Element data from apps and pages:
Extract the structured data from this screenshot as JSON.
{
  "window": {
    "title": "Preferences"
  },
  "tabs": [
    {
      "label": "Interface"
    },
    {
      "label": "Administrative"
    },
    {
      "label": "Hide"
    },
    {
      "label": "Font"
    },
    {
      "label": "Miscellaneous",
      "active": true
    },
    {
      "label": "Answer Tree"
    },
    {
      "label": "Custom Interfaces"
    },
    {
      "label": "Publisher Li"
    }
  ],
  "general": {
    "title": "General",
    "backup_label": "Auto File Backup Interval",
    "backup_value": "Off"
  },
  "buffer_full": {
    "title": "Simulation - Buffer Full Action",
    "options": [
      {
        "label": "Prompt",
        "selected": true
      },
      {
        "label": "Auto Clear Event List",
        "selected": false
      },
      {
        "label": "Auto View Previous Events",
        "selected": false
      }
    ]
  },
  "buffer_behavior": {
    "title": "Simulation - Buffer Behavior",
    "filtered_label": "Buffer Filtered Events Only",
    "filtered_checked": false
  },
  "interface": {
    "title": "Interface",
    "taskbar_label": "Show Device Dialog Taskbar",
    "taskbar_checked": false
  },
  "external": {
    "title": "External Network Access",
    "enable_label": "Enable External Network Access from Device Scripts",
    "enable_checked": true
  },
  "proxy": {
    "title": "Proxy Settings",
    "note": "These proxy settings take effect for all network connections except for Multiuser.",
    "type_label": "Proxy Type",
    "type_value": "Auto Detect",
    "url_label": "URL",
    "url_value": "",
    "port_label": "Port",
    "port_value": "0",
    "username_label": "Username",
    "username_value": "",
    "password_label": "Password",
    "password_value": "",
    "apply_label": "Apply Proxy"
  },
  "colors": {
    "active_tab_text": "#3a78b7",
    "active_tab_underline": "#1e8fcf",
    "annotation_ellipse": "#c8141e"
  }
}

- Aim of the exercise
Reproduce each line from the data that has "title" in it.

- Solution
    "title": "Preferences"
    "title": "General",
    "title": "Simulation - Buffer Full Action",
    "title": "Simulation - Buffer Behavior",
    "title": "Interface",
    "title": "External Network Access",
    "title": "Proxy Settings",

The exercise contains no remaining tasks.